That was by far the most challenging moment in my career. And I had a personal relationship with (Sgt. Damon Gutzwiller) as did many of us here and he was a really good man. What I focused on was just being here 24 hours a day, being present, being with our people, talking with them, listening with them, and then sharing as much information as we had. Oftentimes, you’ll see a department insulate, and you’ll see the leadership insulate during times of crisis. And so, we didn’t do that and we shared as much information as we had, as we could. Within six weeks of the incident, we had a full debrief that we presented to all of the police officers and deputy sheriffs that were involved in the call. And then you offer services. We had therapists and counselors here 24 hours a day for the first few weeks and anybody could take advantage of those services. And then it just takes time, you know, it’s like any unexpected death or any death really, it just takes time to get through that grieving process.

Q: What crime trends are you seeing right now and what problems or issues keep you up at night?

Any issue in the jail, right now, especially with COVID, you know, the jail is a very challenging place to work and to operate. And we have people there, almost half have some level of mental illness. We have people with a lot of sickness. And there’s people in there for some very serious charges, as well. And so the jail’s always a challenging piece of what I do.

In terms of crime trends: Our homicide rate is up for the county. We’ve had six this year. We’ve had five-year periods where we’ve had one or two and just this year we’ve had six. And that’s a national trend that we’re seeing with the violent crime going up a little bit. There’s no rhyme or reason to the local homicide rate. It’s not like we can say it’s just domestic violence or it’s just gang-related, it’s sort of all over the map. And then we’ve seen these catalytic converter thefts just skyrocket where there’s a group out there that are cutting out catalytic converters and selling the materials inside those converters. But we’ve had hundreds of those between the county and the four cities. So we’re doing some work on that. We hope to put an end to that soon.

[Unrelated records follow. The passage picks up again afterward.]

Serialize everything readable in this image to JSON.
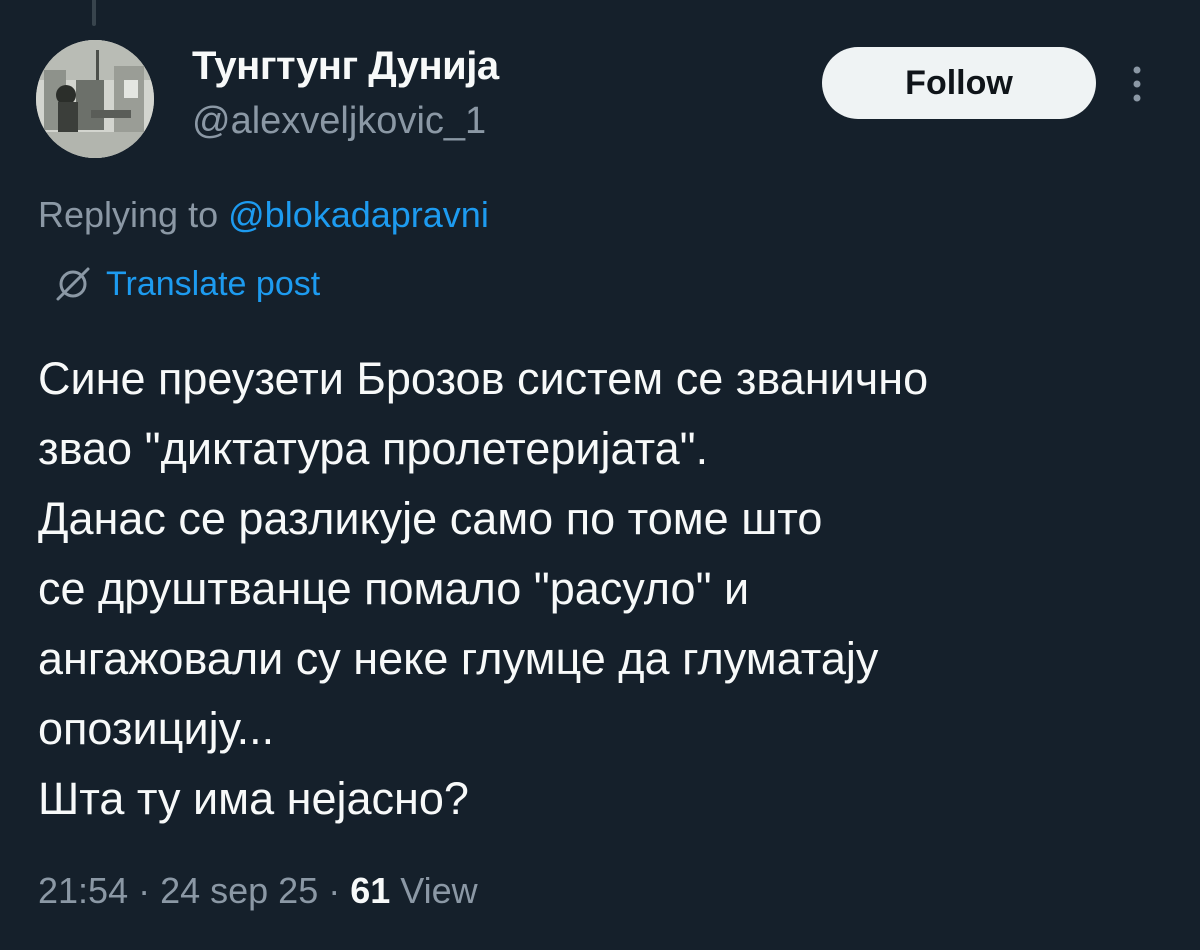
{
  "author": {
    "display_name": "Тунгтунг Дунија",
    "handle": "@alexveljkovic_1"
  },
  "actions": {
    "follow_label": "Follow",
    "more_icon": "more-vertical-icon"
  },
  "reply": {
    "prefix": "Replying to",
    "mention": "@blokadapravni"
  },
  "translate": {
    "label": "Translate post",
    "icon": "translate-icon"
  },
  "post": {
    "lines": [
      "Сине преузети Брозов систем се званично",
      "звао \"диктатура пролетеријата\".",
      "Данас се разликује само по томе што",
      "се друштванце помало \"расуло\" и",
      "ангажовали су неке глумце да глуматају",
      "опозицију...",
      "Шта ту има нејасно?"
    ]
  },
  "meta": {
    "time": "21:54",
    "date": "24 sep 25",
    "views_count": "61",
    "views_label": "View",
    "separator": "·"
  },
  "colors": {
    "background": "#15202b",
    "text_primary": "#f7f9f9",
    "text_secondary": "#8b98a5",
    "accent": "#1d9bf0",
    "follow_bg": "#eff3f4"
  }
}
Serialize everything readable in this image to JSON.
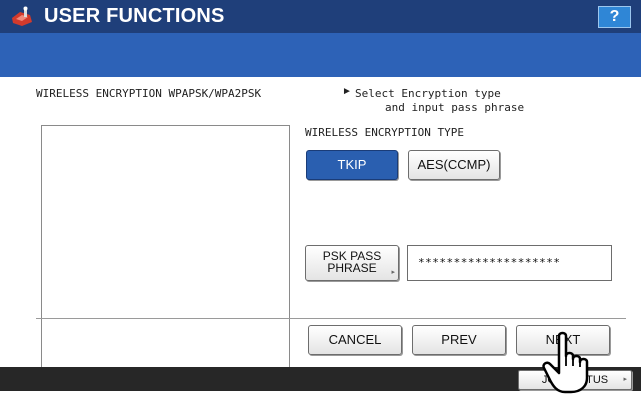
{
  "header": {
    "title": "USER FUNCTIONS",
    "help_label": "?",
    "icon": "user-functions-icon"
  },
  "panel": {
    "heading": "WIRELESS ENCRYPTION WPAPSK/WPA2PSK",
    "hint_arrow": "►",
    "hint_line1": "Select Encryption type",
    "hint_line2": "and input pass phrase"
  },
  "encryption": {
    "label": "WIRELESS ENCRYPTION TYPE",
    "options": [
      "TKIP",
      "AES(CCMP)"
    ],
    "selected": "TKIP"
  },
  "psk": {
    "button_label_line1": "PSK PASS",
    "button_label_line2": "PHRASE",
    "value": "********************"
  },
  "actions": {
    "cancel": "CANCEL",
    "prev": "PREV",
    "next": "NEXT"
  },
  "footer": {
    "job_status": "JOB STATUS"
  },
  "colors": {
    "titlebar": "#1f3f7a",
    "subbar": "#2d62b7",
    "selected_button": "#2a5fb0",
    "help_button": "#2f86d6",
    "footer": "#272727"
  }
}
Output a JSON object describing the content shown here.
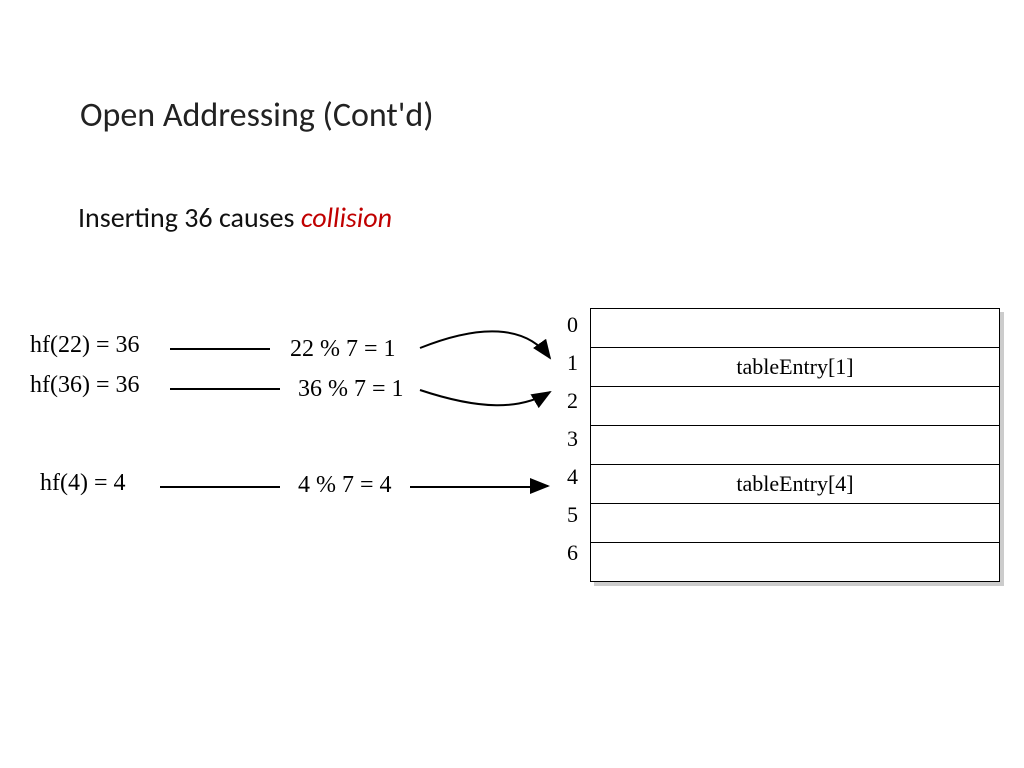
{
  "title": "Open Addressing (Cont'd)",
  "subtitle_text": "Inserting 36 causes ",
  "subtitle_highlight": "collision",
  "hash_fns": [
    {
      "label": "hf(22) = 36",
      "mod": "22 % 7 = 1"
    },
    {
      "label": "hf(36) = 36",
      "mod": "36 % 7 = 1"
    },
    {
      "label": "hf(4) = 4",
      "mod": "4 % 7 = 4"
    }
  ],
  "indices": [
    "0",
    "1",
    "2",
    "3",
    "4",
    "5",
    "6"
  ],
  "table_entries": [
    "",
    "tableEntry[1]",
    "",
    "",
    "tableEntry[4]",
    "",
    ""
  ]
}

Q: What challenges has the pandemic presented to law enforcement in Santa Cruz County and how have you adjusted to that?

Well, first of all, we had to go on 12-hour shifts to make sure that we had enough staff available. We were getting some early numbers from our county epidemiologist that we could expect up to 40% of our staff being out any given time due to illness or taking care of a loved one at home. So we had to make some plans for that. We had to beef up our coroner’s division because we were anticipating, based on the epidemiologist’s number, a lot more deaths than what we’ve experienced. And then just the way that we operate. Most police agencies are pretty close. You have roll calls, there’s a lot of interaction and we’ve had to separate. And we don’t hold those roll calls anymore. Everything is like this. It’s all, a lot of it’s virtual on what we do. And then, trying to enforce a very unpopular health order has been a challenge and it’s not something deputy sheriffs or police officers enjoy doing. There’s a lot of pushback from people, and when you have to go issue somebody a citation for sitting on a beach it’s just, it’s so counterintuitive to our community and to who we are and to what we’re used to doing that it feels wrong.

I understand, and I support the health officer’s order, but the enforcement side of it has been a challenge and that’s no discredit to her or the governor or anything like that, it’s just an unpopular order.

Looking forward a little bit, 2021, what do you hope to accomplish? What are your big-picture goals for that year and maybe beyond?

We had significant budget cuts last year, and potentially if there’s no federal stimulus to local counties and municipalities, we’re looking at additional budget cuts. And, you know, it turns out, at the end of the day, that in order to run jails and run a police force you actually need people and so my goal is to try to maintain a level of staffing that we can adequately respond to our calls and run our jail facilities. And so it’s a challenging time in terms of budget right now.